School name: Oregon State University
Type of school: 4-year university
School locale: Corvallis, Oregon
Classes you teach: Quantitative Methods in Psychological Science, Research Methods, Intro Psych
Average class size: 25 (online), 50 (in-person)
What’s the best advice about teaching you’ve ever received? In my first ever workshop about teaching college, the facilitator said “What would it mean for a student to get a C in your course”. My naïve reply was that it would mean the student came to class every day. The facilitator challenged me to really think about what I wanted the students to experience in my class and how they would demonstrate their learning. That has always stuck with me when creating my courses or planning class periods.
What book or article has shaped your work as a psychology teacher? I’m currently reading “Radical Hope” by Dr. Kevin Gannon. I’m only two chapters in, but he has very eloquently captured my every emotion regarding teaching. I highly recommend it to folks.
Briefly tell us about your favorite lecture topic or course to teach. I’ve taught an incredible range of courses – I was a community college professor before I came back to school for my PhD. But truly the one I’ve enjoyed the most is online stats. The course is usually full of non-traditional students who have previously struggled with statistics. Connecting meaningfully with them and helping ease their anxiety and increase their mastery of the subject is incredibly fulfilling.
Briefly describe a favorite assignment or in-class activity. My favorite approach to in-person or hybrid teaching is Interteaching. In this class format, students complete a “Preparation Guide” for their homework, which asks them to apply what they learn in the course readings to real-world situations. Then, in class, they spend most of the time co-teaching in small groups. Only 1/3 of each class period is dedicated to lecture, during which the instructor covers only what is requested by the students. This format has allowed me to engage more meaningfully with students and motivates their learning to a greater degree than other formats I’ve tried.
What teaching and learning techniques work best for you? I’m a big fan of any strategies that engage students with the material, make it relevant to them, and encourage them to ask a lot of questions. I love to see them make connections between the material and their own lives or have an a-ha! moment where they’re able to achieve something they didn’t think was possible.
What’s your workspace like? As a graduate student, my “work” desk is in a shared office space of 13 cubicles. Luckily, my desk is alone under a window and next to the coffee pot. My home office is complete chaos – a laptop connected to an extra monitor and books and papers everywhere. It’s a wonder I can even get any work done.
Three words that best describe your teaching style. Flexible, compassionate, engaging
What is your teaching philosophy in 8 words or fewer? A pedagogy of “radical hope”: life-affirming and inclusive. (Credit to Kevin Gannon)
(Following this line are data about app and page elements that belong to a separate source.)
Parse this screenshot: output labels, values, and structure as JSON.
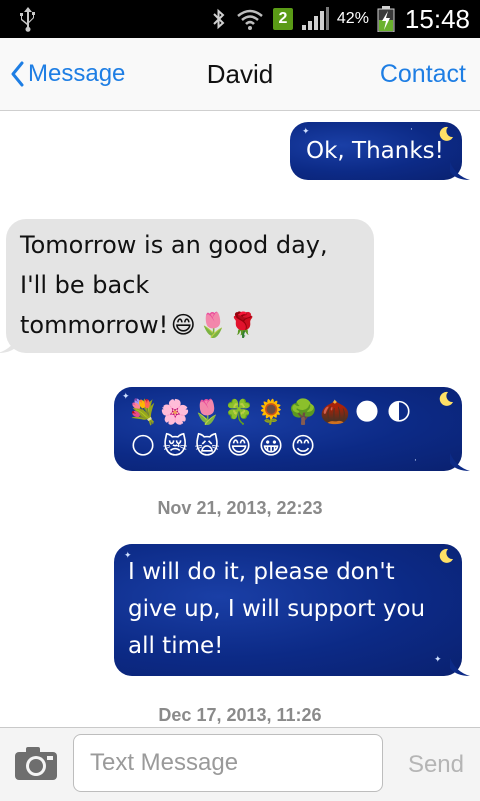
{
  "status_bar": {
    "notification_badge": "2",
    "battery_percent": "42%",
    "time": "15:48",
    "icons": [
      "usb-icon",
      "bluetooth-icon",
      "wifi-icon",
      "signal-icon",
      "battery-charging-icon"
    ]
  },
  "nav": {
    "back_label": "Message",
    "title": "David",
    "right_label": "Contact",
    "accent_color": "#1e7ee4"
  },
  "messages": [
    {
      "direction": "sent",
      "text": "Ok, Thanks!"
    },
    {
      "direction": "received",
      "lines": [
        "Tomorrow is an good day,",
        "I'll be back",
        "tommorrow!"
      ],
      "emojis": [
        "😄",
        "🌷",
        "🌹"
      ]
    },
    {
      "direction": "sent",
      "emoji_rows": [
        [
          "💐",
          "🌸",
          "🌷",
          "🍀",
          "🌻",
          "🌳",
          "🌰",
          "🌑",
          "🌓"
        ],
        [
          "🌕",
          "😿",
          "🙀",
          "😄",
          "😀",
          "😊"
        ]
      ]
    },
    {
      "timestamp": "Nov 21, 2013, 22:23"
    },
    {
      "direction": "sent",
      "lines": [
        "I will do it, please don't",
        "give up, I will support you",
        "all time!"
      ]
    },
    {
      "timestamp": "Dec 17, 2013, 11:26"
    }
  ],
  "composer": {
    "placeholder": "Text Message",
    "value": "",
    "send_label": "Send"
  },
  "colors": {
    "sent_bubble": "#0c2a86",
    "received_bubble": "#e4e4e4",
    "send_disabled": "#b5b5b5"
  }
}
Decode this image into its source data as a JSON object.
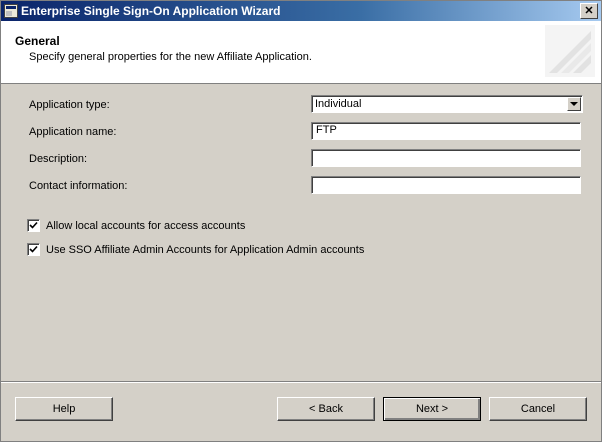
{
  "window": {
    "title": "Enterprise Single Sign-On Application Wizard",
    "close_label": "✕"
  },
  "header": {
    "title": "General",
    "subtitle": "Specify general properties for the new Affiliate Application."
  },
  "form": {
    "application_type": {
      "label": "Application type:",
      "value": "Individual"
    },
    "application_name": {
      "label": "Application name:",
      "value": "FTP"
    },
    "description": {
      "label": "Description:",
      "value": ""
    },
    "contact_information": {
      "label": "Contact information:",
      "value": ""
    }
  },
  "options": {
    "allow_local_accounts": {
      "label": "Allow local accounts for access accounts",
      "checked": true
    },
    "use_sso_affiliate_admin": {
      "label": "Use SSO Affiliate Admin Accounts for Application Admin accounts",
      "checked": true
    }
  },
  "buttons": {
    "help": "Help",
    "back": "< Back",
    "next": "Next >",
    "cancel": "Cancel"
  },
  "colors": {
    "title_bar": "#0a246a",
    "dialog_face": "#d4d0c8"
  },
  "icons": {
    "title": "wizard-window-icon",
    "close": "close-icon",
    "dropdown": "chevron-down-icon",
    "check": "checkmark-icon"
  }
}
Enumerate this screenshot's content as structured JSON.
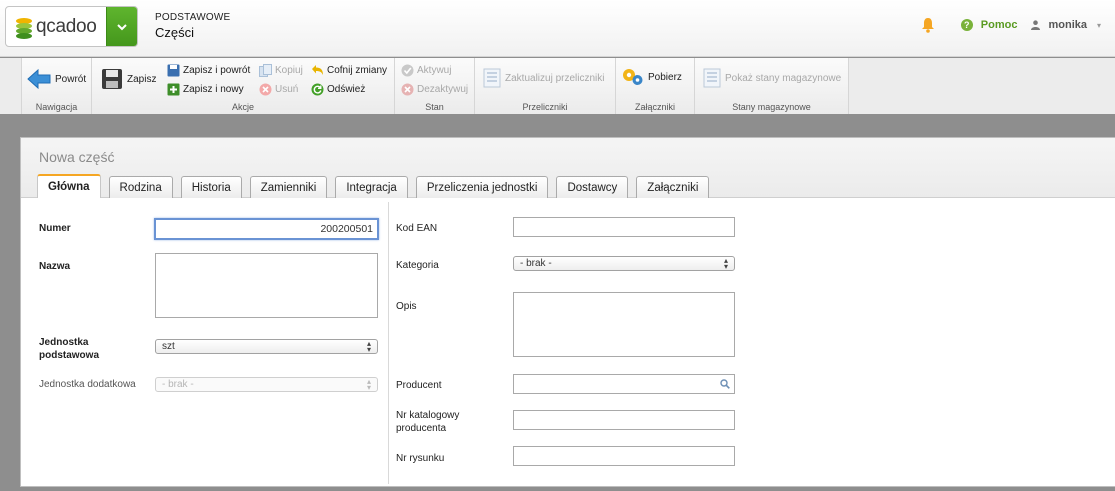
{
  "header": {
    "logo_text": "qcadoo",
    "section": "PODSTAWOWE",
    "page": "Części",
    "help_label": "Pomoc",
    "user_name": "monika"
  },
  "toolbar": {
    "groups": {
      "nav": "Nawigacja",
      "actions": "Akcje",
      "state": "Stan",
      "converters": "Przeliczniki",
      "attachments": "Załączniki",
      "stock": "Stany magazynowe"
    },
    "back": "Powrót",
    "save": "Zapisz",
    "save_back": "Zapisz i powrót",
    "save_new": "Zapisz i nowy",
    "copy": "Kopiuj",
    "delete": "Usuń",
    "undo": "Cofnij zmiany",
    "refresh": "Odśwież",
    "activate": "Aktywuj",
    "deactivate": "Dezaktywuj",
    "update_converters": "Zaktualizuj przeliczniki",
    "download": "Pobierz",
    "show_stock": "Pokaż stany magazynowe"
  },
  "panel": {
    "title": "Nowa część",
    "tabs": [
      "Główna",
      "Rodzina",
      "Historia",
      "Zamienniki",
      "Integracja",
      "Przeliczenia jednostki",
      "Dostawcy",
      "Załączniki"
    ]
  },
  "form": {
    "number_label": "Numer",
    "number_value": "200200501",
    "name_label": "Nazwa",
    "base_unit_label_1": "Jednostka",
    "base_unit_label_2": "podstawowa",
    "base_unit_value": "szt",
    "extra_unit_label": "Jednostka dodatkowa",
    "extra_unit_value": "- brak -",
    "ean_label": "Kod EAN",
    "category_label": "Kategoria",
    "category_value": "- brak -",
    "description_label": "Opis",
    "producer_label": "Producent",
    "catalog_label_1": "Nr katalogowy",
    "catalog_label_2": "producenta",
    "drawing_label": "Nr rysunku"
  },
  "colors": {
    "accent_green": "#5fb52e",
    "active_tab": "#f5a623",
    "focus_border": "#6a93d4"
  }
}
Tell us about a teaching disaster (or embarrassment) you’ve had and how you dealt with the situation. When I first started as an Assistant Professor at a community college in Florida, I was trying to embrace the “flipped classroom”. As part of this, students were required to come to class with their notes prepared and I would take attendance by visiting each student at the start of class. One day, some students arrived late and so I didn’t grade them (per the class policy). The student interrupted me during lecture some time later to ask why, I explained the class policy, and he stood up and yelled a bunch of profanities at me and left the classroom. I was stunned. I actually excused myself to go cry in my office for about 10 minutes. Then I returned to class and kept teaching. I think about that experience a lot.
What is something your students would be surprised to learn about you? My students would probably be surprised to learn I quit my first PhD program. I went straight out of undergrad and it was a terrible fit for me. I left after 4 years to pursue teaching.
What are you currently reading for pleasure? I am part of a book club with some of my friends. We just finished “A Gentleman in Moscow”. It took me 125 pages to get into, but it turned out to be an absolutely delightful story with a few good life lessons peppered in.
What tech tool could you not live without? My “Happy Light”! Probably not the type of answer you were looking for but the PNW gets a bit dreary and I’m originally from Florida. My happy light helps keep me sane (plus my Vitamin D supplements) during the winters and soggy springs in Oregon.
What is your hallway chatter like? What do you talk to colleagues about most (whether or not it is related to teaching/school)? Hallway chatter usually involves me trying to convince all the other graduate students how important teaching is and why they should love it as much as I do!
PSYCHSESSIONS UPDATE: Listen to Raechel talk with Eric about starting her dissertation and her love of teaching during this great PsychSessions podcast!